__Work task__: Could you return the listing below exactly, with every line intact?

Top of Material for this task

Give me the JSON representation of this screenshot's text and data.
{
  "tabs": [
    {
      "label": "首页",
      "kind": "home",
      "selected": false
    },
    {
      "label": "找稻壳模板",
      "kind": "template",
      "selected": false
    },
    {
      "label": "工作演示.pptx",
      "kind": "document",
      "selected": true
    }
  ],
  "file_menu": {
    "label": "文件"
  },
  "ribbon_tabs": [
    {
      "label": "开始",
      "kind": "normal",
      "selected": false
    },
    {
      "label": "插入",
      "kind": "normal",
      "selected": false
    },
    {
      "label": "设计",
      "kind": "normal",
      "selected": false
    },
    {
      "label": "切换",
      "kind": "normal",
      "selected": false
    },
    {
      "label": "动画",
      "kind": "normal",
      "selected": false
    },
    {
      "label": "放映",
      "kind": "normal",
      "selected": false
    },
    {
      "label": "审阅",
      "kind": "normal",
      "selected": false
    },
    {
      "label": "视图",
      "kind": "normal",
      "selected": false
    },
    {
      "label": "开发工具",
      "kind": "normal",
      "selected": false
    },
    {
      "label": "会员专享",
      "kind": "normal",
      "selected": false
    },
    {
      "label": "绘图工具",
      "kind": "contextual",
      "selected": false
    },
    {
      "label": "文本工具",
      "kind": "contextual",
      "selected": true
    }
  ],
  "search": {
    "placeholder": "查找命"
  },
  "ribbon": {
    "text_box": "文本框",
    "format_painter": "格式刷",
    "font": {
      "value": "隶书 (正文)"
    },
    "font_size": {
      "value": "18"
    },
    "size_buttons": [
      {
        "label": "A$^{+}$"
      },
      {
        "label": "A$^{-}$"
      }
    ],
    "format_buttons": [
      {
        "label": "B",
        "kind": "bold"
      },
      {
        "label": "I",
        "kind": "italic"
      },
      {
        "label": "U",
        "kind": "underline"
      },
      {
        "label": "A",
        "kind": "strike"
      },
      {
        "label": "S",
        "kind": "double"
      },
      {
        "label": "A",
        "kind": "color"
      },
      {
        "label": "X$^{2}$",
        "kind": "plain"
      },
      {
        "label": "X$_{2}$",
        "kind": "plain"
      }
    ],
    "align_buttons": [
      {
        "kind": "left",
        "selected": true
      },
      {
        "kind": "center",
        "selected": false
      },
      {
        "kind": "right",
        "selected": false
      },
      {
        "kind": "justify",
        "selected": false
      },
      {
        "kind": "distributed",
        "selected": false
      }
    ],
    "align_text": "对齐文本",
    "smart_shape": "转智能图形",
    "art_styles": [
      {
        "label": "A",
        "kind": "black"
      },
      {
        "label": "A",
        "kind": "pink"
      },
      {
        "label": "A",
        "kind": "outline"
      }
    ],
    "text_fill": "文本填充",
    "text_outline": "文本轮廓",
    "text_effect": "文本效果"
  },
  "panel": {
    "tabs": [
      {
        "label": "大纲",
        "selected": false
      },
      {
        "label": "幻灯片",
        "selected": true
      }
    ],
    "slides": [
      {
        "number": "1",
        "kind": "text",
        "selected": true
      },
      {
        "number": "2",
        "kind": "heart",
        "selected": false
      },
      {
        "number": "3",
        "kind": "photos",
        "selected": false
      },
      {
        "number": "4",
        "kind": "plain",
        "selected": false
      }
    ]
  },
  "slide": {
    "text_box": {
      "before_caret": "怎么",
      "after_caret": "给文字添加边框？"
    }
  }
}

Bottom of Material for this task

__Exercise result__:
Give me the JSON representation of this screenshot's text and data.
{
  "tabs": [
    {
      "label": "首页",
      "kind": "home",
      "selected": false
    },
    {
      "label": "找稻壳模板",
      "kind": "template",
      "selected": false
    },
    {
      "label": "工作演示.pptx",
      "kind": "document",
      "selected": true
    }
  ],
  "file_menu": {
    "label": "文件"
  },
  "ribbon_tabs": [
    {
      "label": "开始",
      "kind": "normal",
      "selected": false
    },
    {
      "label": "插入",
      "kind": "normal",
      "selected": false
    },
    {
      "label": "设计",
      "kind": "normal",
      "selected": false
    },
    {
      "label": "切换",
      "kind": "normal",
      "selected": false
    },
    {
      "label": "动画",
      "kind": "normal",
      "selected": false
    },
    {
      "label": "放映",
      "kind": "normal",
      "selected": false
    },
    {
      "label": "审阅",
      "kind": "normal",
      "selected": false
    },
    {
      "label": "视图",
      "kind": "normal",
      "selected": false
    },
    {
      "label": "开发工具",
      "kind": "normal",
      "selected": false
    },
    {
      "label": "会员专享",
      "kind": "normal",
      "selected": false
    },
    {
      "label": "绘图工具",
      "kind": "contextual",
      "selected": false
    },
    {
      "label": "文本工具",
      "kind": "contextual",
      "selected": true
    }
  ],
  "search": {
    "placeholder": "查找命"
  },
  "ribbon": {
    "text_box": "文本框",
    "format_painter": "格式刷",
    "font": {
      "value": "隶书 (正文)"
    },
    "font_size": {
      "value": "18"
    },
    "size_buttons": [
      {
        "label": "A$^{+}$"
      },
      {
        "label": "A$^{-}$"
      }
    ],
    "format_buttons": [
      {
        "label": "B",
        "kind": "bold"
      },
      {
        "label": "I",
        "kind": "italic"
      },
      {
        "label": "U",
        "kind": "underline"
      },
      {
        "label": "A",
        "kind": "strike"
      },
      {
        "label": "S",
        "kind": "double"
      },
      {
        "label": "A",
        "kind": "color"
      },
      {
        "label": "X$^{2}$",
        "kind": "plain"
      },
      {
        "label": "X$_{2}$",
        "kind": "plain"
      }
    ],
    "align_buttons": [
      {
        "kind": "left",
        "selected": true
      },
      {
        "kind": "center",
        "selected": false
      },
      {
        "kind": "right",
        "selected": false
      },
      {
        "kind": "justify",
        "selected": false
      },
      {
        "kind": "distributed",
        "selected": false
      }
    ],
    "align_text": "对齐文本",
    "smart_shape": "转智能图形",
    "art_styles": [
      {
        "label": "A",
        "kind": "black"
      },
      {
        "label": "A",
        "kind": "pink"
      },
      {
        "label": "A",
        "kind": "outline"
      }
    ],
    "text_fill": "文本填充",
    "text_outline": "文本轮廓",
    "text_effect": "文本效果"
  },
  "panel": {
    "tabs": [
      {
        "label": "大纲",
        "selected": false
      },
      {
        "label": "幻灯片",
        "selected": true
      }
    ],
    "slides": [
      {
        "number": "1",
        "kind": "text",
        "selected": true
      },
      {
        "number": "2",
        "kind": "heart",
        "selected": false
      },
      {
        "number": "3",
        "kind": "photos",
        "selected": false
      },
      {
        "number": "4",
        "kind": "plain",
        "selected": false
      }
    ]
  },
  "slide": {
    "text_box": {
      "before_caret": "怎么",
      "after_caret": "给文字添加边框？"
    }
  }
}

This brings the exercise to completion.